Make an exact copy of the records, dropping all pictures.

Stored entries
========================

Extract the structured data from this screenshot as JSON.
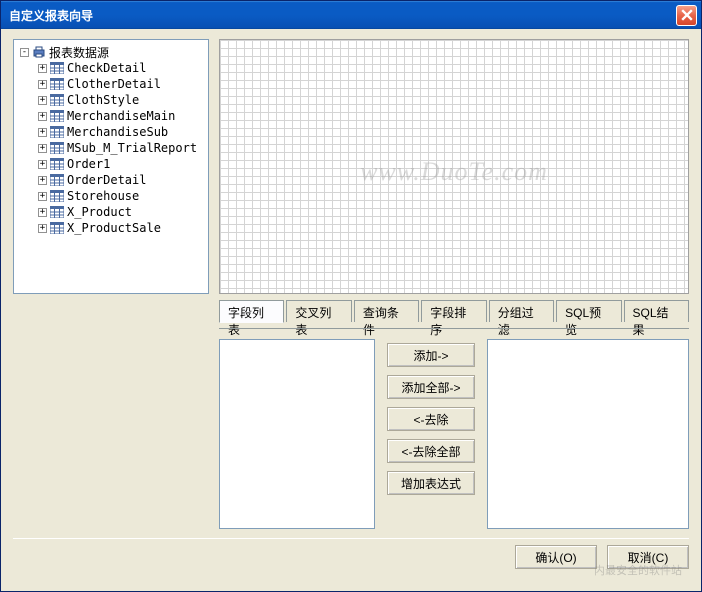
{
  "window": {
    "title": "自定义报表向导"
  },
  "tree": {
    "root_label": "报表数据源",
    "items": [
      "CheckDetail",
      "ClotherDetail",
      "ClothStyle",
      "MerchandiseMain",
      "MerchandiseSub",
      "MSub_M_TrialReport",
      "Order1",
      "OrderDetail",
      "Storehouse",
      "X_Product",
      "X_ProductSale"
    ]
  },
  "watermark": "www.DuoTe.com",
  "tabs": [
    "字段列表",
    "交叉列表",
    "查询条件",
    "字段排序",
    "分组过滤",
    "SQL预览",
    "SQL结果"
  ],
  "actions": {
    "add": "添加->",
    "add_all": "添加全部->",
    "remove": "<-去除",
    "remove_all": "<-去除全部",
    "add_expr": "增加表达式"
  },
  "buttons": {
    "ok": "确认(O)",
    "cancel": "取消(C)"
  },
  "footer_wm": "内最安全的软件站"
}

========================

== ANSWER BOX ==
Extract the structured data from this screenshot as JSON.
{
  "window": {
    "title": "自定义报表向导"
  },
  "tree": {
    "root_label": "报表数据源",
    "items": [
      "CheckDetail",
      "ClotherDetail",
      "ClothStyle",
      "MerchandiseMain",
      "MerchandiseSub",
      "MSub_M_TrialReport",
      "Order1",
      "OrderDetail",
      "Storehouse",
      "X_Product",
      "X_ProductSale"
    ]
  },
  "watermark": "www.DuoTe.com",
  "tabs": [
    "字段列表",
    "交叉列表",
    "查询条件",
    "字段排序",
    "分组过滤",
    "SQL预览",
    "SQL结果"
  ],
  "actions": {
    "add": "添加->",
    "add_all": "添加全部->",
    "remove": "<-去除",
    "remove_all": "<-去除全部",
    "add_expr": "增加表达式"
  },
  "buttons": {
    "ok": "确认(O)",
    "cancel": "取消(C)"
  },
  "footer_wm": "内最安全的软件站"
}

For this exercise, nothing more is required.